friedmanHarvard Robert Wood Johnson Foundation Health & Society Scholar alum Esther Friedman, PhD, is lead author on a study published in the journal Psychosomatic Medicine that found that while adults who experienced childhood socioeconomic adversity had markers associated with increased health risks, their health risks were greatly reduced by adult education. The study also included those who experienced childhood physical abuse; the physiological consequences of this type of early-life adversity did not appear to be attenuated by adult educational attainment.

Researchers revisit Mendelian Randomization studies of effect of BMI on depression

KubzanskyHarvard Pop Center faculty members Laura Kubzansky, PhD, Ichiro Kawachi, MD, PhD, and M. Maria Glymour, PhD, have co-authored a study published in American Journal of Medical Genetics Part B: Neuropsychiatric Genetics that revisits Mendelian Randomization studies (analyses based on genetic instrumental variables) of the effect of body mass index (BMI) on depression.

Sheridan explores neurogenetics approach to defining differential susceptibility to institutional care

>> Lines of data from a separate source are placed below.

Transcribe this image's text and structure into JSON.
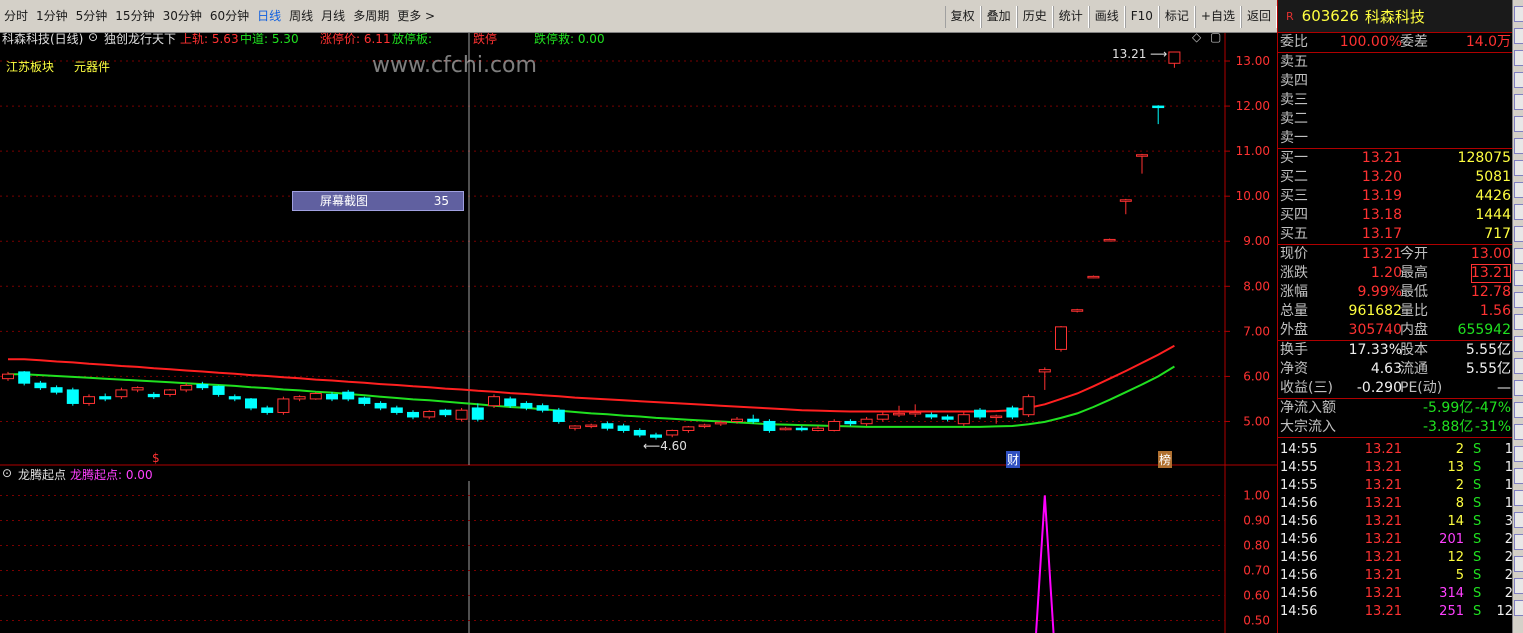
{
  "toolbar": {
    "periods": [
      "分时",
      "1分钟",
      "5分钟",
      "15分钟",
      "30分钟",
      "60分钟",
      "日线",
      "周线",
      "月线",
      "多周期",
      "更多 >"
    ],
    "active_period": "日线",
    "tools": [
      "复权",
      "叠加",
      "历史",
      "统计",
      "画线",
      "F10",
      "标记",
      "+自选",
      "返回"
    ]
  },
  "chart_header": {
    "stock_name": "科森科技(日线)",
    "indicator_name": "独创龙行天下",
    "upper_label": "上轨: 5.63",
    "middle_label": "中道: 5.30",
    "limit_up_label": "涨停价: 6.11",
    "signal_label": "放停板:",
    "signal2_label": "跌停",
    "limit_down_label": "跌停救: 0.00",
    "watermark": "www.cfchi.com"
  },
  "tags": {
    "region": "江苏板块",
    "sector": "元器件"
  },
  "screenshot_box": {
    "label": "屏幕截图",
    "value": "35"
  },
  "annotations": {
    "high_label": "13.21",
    "low_label": "4.60",
    "marker_s": "$",
    "marker_cai": "财",
    "marker_bang": "榜"
  },
  "sub_panel": {
    "name": "龙腾起点",
    "label": "龙腾起点: 0.00"
  },
  "colors": {
    "up": "#ff3232",
    "down": "#00ffff",
    "ma_red": "#ff2020",
    "ma_green": "#20e020",
    "indicator": "#ff00ff",
    "grid": "#800000"
  },
  "chart_data": {
    "type": "candlestick",
    "ylim": [
      4.3,
      13.4
    ],
    "y_ticks": [
      "13.00",
      "12.00",
      "11.00",
      "10.00",
      "9.00",
      "8.00",
      "7.00",
      "6.00",
      "5.00"
    ],
    "candles": [
      [
        5.95,
        6.05,
        5.9,
        6.1
      ],
      [
        6.1,
        5.85,
        5.8,
        6.12
      ],
      [
        5.85,
        5.75,
        5.7,
        5.9
      ],
      [
        5.75,
        5.65,
        5.6,
        5.8
      ],
      [
        5.7,
        5.4,
        5.35,
        5.75
      ],
      [
        5.4,
        5.55,
        5.35,
        5.6
      ],
      [
        5.55,
        5.5,
        5.45,
        5.62
      ],
      [
        5.55,
        5.7,
        5.5,
        5.75
      ],
      [
        5.7,
        5.75,
        5.65,
        5.78
      ],
      [
        5.6,
        5.55,
        5.5,
        5.65
      ],
      [
        5.6,
        5.7,
        5.55,
        5.72
      ],
      [
        5.7,
        5.8,
        5.65,
        5.85
      ],
      [
        5.82,
        5.75,
        5.7,
        5.88
      ],
      [
        5.78,
        5.6,
        5.55,
        5.8
      ],
      [
        5.55,
        5.5,
        5.45,
        5.6
      ],
      [
        5.5,
        5.3,
        5.25,
        5.52
      ],
      [
        5.3,
        5.2,
        5.15,
        5.35
      ],
      [
        5.2,
        5.5,
        5.15,
        5.55
      ],
      [
        5.5,
        5.55,
        5.45,
        5.58
      ],
      [
        5.5,
        5.62,
        5.48,
        5.65
      ],
      [
        5.6,
        5.5,
        5.45,
        5.65
      ],
      [
        5.65,
        5.5,
        5.45,
        5.7
      ],
      [
        5.52,
        5.4,
        5.35,
        5.55
      ],
      [
        5.4,
        5.3,
        5.25,
        5.45
      ],
      [
        5.3,
        5.2,
        5.15,
        5.35
      ],
      [
        5.2,
        5.1,
        5.05,
        5.25
      ],
      [
        5.1,
        5.22,
        5.05,
        5.25
      ],
      [
        5.25,
        5.15,
        5.1,
        5.28
      ],
      [
        5.05,
        5.25,
        5.0,
        5.3
      ],
      [
        5.3,
        5.05,
        5.0,
        5.4
      ],
      [
        5.35,
        5.55,
        5.3,
        5.6
      ],
      [
        5.5,
        5.35,
        5.3,
        5.55
      ],
      [
        5.4,
        5.3,
        5.25,
        5.45
      ],
      [
        5.35,
        5.25,
        5.2,
        5.4
      ],
      [
        5.25,
        5.0,
        4.95,
        5.3
      ],
      [
        4.85,
        4.9,
        4.8,
        4.92
      ],
      [
        4.9,
        4.92,
        4.85,
        4.95
      ],
      [
        4.95,
        4.85,
        4.8,
        5.0
      ],
      [
        4.9,
        4.8,
        4.75,
        4.95
      ],
      [
        4.8,
        4.7,
        4.65,
        4.85
      ],
      [
        4.7,
        4.65,
        4.6,
        4.75
      ],
      [
        4.7,
        4.8,
        4.65,
        4.82
      ],
      [
        4.8,
        4.88,
        4.75,
        4.9
      ],
      [
        4.9,
        4.92,
        4.85,
        4.95
      ],
      [
        4.95,
        4.98,
        4.9,
        5.02
      ],
      [
        5.0,
        5.05,
        4.95,
        5.1
      ],
      [
        5.05,
        5.0,
        4.95,
        5.15
      ],
      [
        5.0,
        4.8,
        4.75,
        5.05
      ],
      [
        4.82,
        4.85,
        4.8,
        4.88
      ],
      [
        4.85,
        4.82,
        4.78,
        4.9
      ],
      [
        4.8,
        4.85,
        4.78,
        4.9
      ],
      [
        4.8,
        5.0,
        4.78,
        5.05
      ],
      [
        5.0,
        4.95,
        4.9,
        5.05
      ],
      [
        4.95,
        5.05,
        4.9,
        5.1
      ],
      [
        5.05,
        5.15,
        5.0,
        5.2
      ],
      [
        5.15,
        5.18,
        5.1,
        5.35
      ],
      [
        5.18,
        5.2,
        5.1,
        5.38
      ],
      [
        5.15,
        5.1,
        5.05,
        5.2
      ],
      [
        5.1,
        5.05,
        5.0,
        5.15
      ],
      [
        4.95,
        5.15,
        4.9,
        5.2
      ],
      [
        5.25,
        5.1,
        5.05,
        5.3
      ],
      [
        5.1,
        5.12,
        4.95,
        5.15
      ],
      [
        5.3,
        5.1,
        5.05,
        5.35
      ],
      [
        5.15,
        5.55,
        5.1,
        5.6
      ],
      [
        6.1,
        6.15,
        5.7,
        6.2
      ],
      [
        6.6,
        7.1,
        6.55,
        7.12
      ],
      [
        7.45,
        7.48,
        7.42,
        7.5
      ],
      [
        8.2,
        8.22,
        8.18,
        8.24
      ],
      [
        9.02,
        9.04,
        9.0,
        9.06
      ],
      [
        9.9,
        9.92,
        9.6,
        9.94
      ],
      [
        10.9,
        10.92,
        10.5,
        10.94
      ],
      [
        12.0,
        11.98,
        11.6,
        12.02
      ],
      [
        12.95,
        13.2,
        12.85,
        13.21
      ]
    ],
    "ma_red": [
      6.38,
      6.38,
      6.36,
      6.33,
      6.31,
      6.28,
      6.26,
      6.23,
      6.21,
      6.18,
      6.16,
      6.13,
      6.11,
      6.08,
      6.06,
      6.03,
      6.01,
      5.98,
      5.96,
      5.93,
      5.91,
      5.88,
      5.86,
      5.83,
      5.81,
      5.78,
      5.76,
      5.73,
      5.71,
      5.68,
      5.66,
      5.63,
      5.61,
      5.58,
      5.56,
      5.53,
      5.51,
      5.49,
      5.47,
      5.45,
      5.43,
      5.41,
      5.39,
      5.37,
      5.35,
      5.33,
      5.31,
      5.29,
      5.27,
      5.25,
      5.24,
      5.23,
      5.22,
      5.22,
      5.22,
      5.22,
      5.22,
      5.22,
      5.22,
      5.22,
      5.22,
      5.23,
      5.25,
      5.3,
      5.38,
      5.5,
      5.62,
      5.78,
      5.95,
      6.12,
      6.3,
      6.48,
      6.68
    ],
    "ma_green": [
      6.05,
      6.05,
      6.03,
      6.01,
      5.99,
      5.97,
      5.95,
      5.93,
      5.91,
      5.89,
      5.87,
      5.85,
      5.83,
      5.81,
      5.79,
      5.76,
      5.74,
      5.71,
      5.69,
      5.66,
      5.64,
      5.61,
      5.58,
      5.55,
      5.52,
      5.49,
      5.47,
      5.44,
      5.41,
      5.38,
      5.35,
      5.32,
      5.3,
      5.27,
      5.24,
      5.21,
      5.18,
      5.16,
      5.13,
      5.11,
      5.08,
      5.06,
      5.04,
      5.02,
      5.0,
      4.98,
      4.96,
      4.94,
      4.93,
      4.92,
      4.91,
      4.9,
      4.89,
      4.88,
      4.88,
      4.88,
      4.88,
      4.88,
      4.88,
      4.88,
      4.88,
      4.89,
      4.9,
      4.94,
      4.99,
      5.08,
      5.18,
      5.32,
      5.48,
      5.65,
      5.82,
      6.0,
      6.22
    ],
    "sub_panel": {
      "ylim": [
        0.45,
        1.05
      ],
      "y_ticks": [
        "1.00",
        "0.90",
        "0.80",
        "0.70",
        "0.60",
        "0.50"
      ],
      "spike_index": 64,
      "spike_value": 1.0
    }
  },
  "quote": {
    "code": "603626",
    "name": "科森科技",
    "r_badge": "R",
    "weibi_label": "委比",
    "weibi_value": "100.00%",
    "weicha_label": "委差",
    "weicha_value": "14.0万",
    "sells": [
      {
        "label": "卖五",
        "price": "",
        "vol": ""
      },
      {
        "label": "卖四",
        "price": "",
        "vol": ""
      },
      {
        "label": "卖三",
        "price": "",
        "vol": ""
      },
      {
        "label": "卖二",
        "price": "",
        "vol": ""
      },
      {
        "label": "卖一",
        "price": "",
        "vol": ""
      }
    ],
    "buys": [
      {
        "label": "买一",
        "price": "13.21",
        "vol": "128075"
      },
      {
        "label": "买二",
        "price": "13.20",
        "vol": "5081"
      },
      {
        "label": "买三",
        "price": "13.19",
        "vol": "4426"
      },
      {
        "label": "买四",
        "price": "13.18",
        "vol": "1444"
      },
      {
        "label": "买五",
        "price": "13.17",
        "vol": "717"
      }
    ],
    "stats": [
      {
        "l1": "现价",
        "v1": "13.21",
        "l2": "今开",
        "v2": "13.00"
      },
      {
        "l1": "涨跌",
        "v1": "1.20",
        "l2": "最高",
        "v2": "13.21"
      },
      {
        "l1": "涨幅",
        "v1": "9.99%",
        "l2": "最低",
        "v2": "12.78"
      },
      {
        "l1": "总量",
        "v1": "961682",
        "l2": "量比",
        "v2": "1.56"
      },
      {
        "l1": "外盘",
        "v1": "305740",
        "l2": "内盘",
        "v2": "655942"
      }
    ],
    "stats2": [
      {
        "l1": "换手",
        "v1": "17.33%",
        "l2": "股本",
        "v2": "5.55亿"
      },
      {
        "l1": "净资",
        "v1": "4.63",
        "l2": "流通",
        "v2": "5.55亿"
      },
      {
        "l1": "收益(三)",
        "v1": "-0.290",
        "l2": "PE(动)",
        "v2": "—"
      }
    ],
    "flows": [
      {
        "label": "净流入额",
        "value": "-5.99亿",
        "pct": "-47%"
      },
      {
        "label": "大宗流入",
        "value": "-3.88亿",
        "pct": "-31%"
      }
    ],
    "trades": [
      {
        "time": "14:55",
        "price": "13.21",
        "vol": "2",
        "side": "S",
        "n": "1"
      },
      {
        "time": "14:55",
        "price": "13.21",
        "vol": "13",
        "side": "S",
        "n": "1"
      },
      {
        "time": "14:55",
        "price": "13.21",
        "vol": "2",
        "side": "S",
        "n": "1"
      },
      {
        "time": "14:56",
        "price": "13.21",
        "vol": "8",
        "side": "S",
        "n": "1"
      },
      {
        "time": "14:56",
        "price": "13.21",
        "vol": "14",
        "side": "S",
        "n": "3"
      },
      {
        "time": "14:56",
        "price": "13.21",
        "vol": "201",
        "side": "S",
        "n": "2"
      },
      {
        "time": "14:56",
        "price": "13.21",
        "vol": "12",
        "side": "S",
        "n": "2"
      },
      {
        "time": "14:56",
        "price": "13.21",
        "vol": "5",
        "side": "S",
        "n": "2"
      },
      {
        "time": "14:56",
        "price": "13.21",
        "vol": "314",
        "side": "S",
        "n": "2"
      },
      {
        "time": "14:56",
        "price": "13.21",
        "vol": "251",
        "side": "S",
        "n": "12"
      }
    ]
  }
}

sheridan.MHarvard Robert Wood Johnson Foundation Health & Society Scholar program alum Margaret A. Sheridan, PhD, has co-authored a study published in the International Journal of Behavioral Development that explores how genetic susceptibility interacts with extreme differences in the early caregiving environments (institutional vs. non-institutional) to predict distinct outcomes of neurodevelopment at age 8.

Early life poverty affects physical growth faltering, or stunting, in young & older children

subramania_headshot-for-panelHarvard Pop Center researchers, including doctoral student Aditi Krishna and S V Subramanian, PhD, have published a study in the journal Global Health Action that examines how early life poverty affects physical growth over various life stages, with ages ranging from 6 months – 15 years.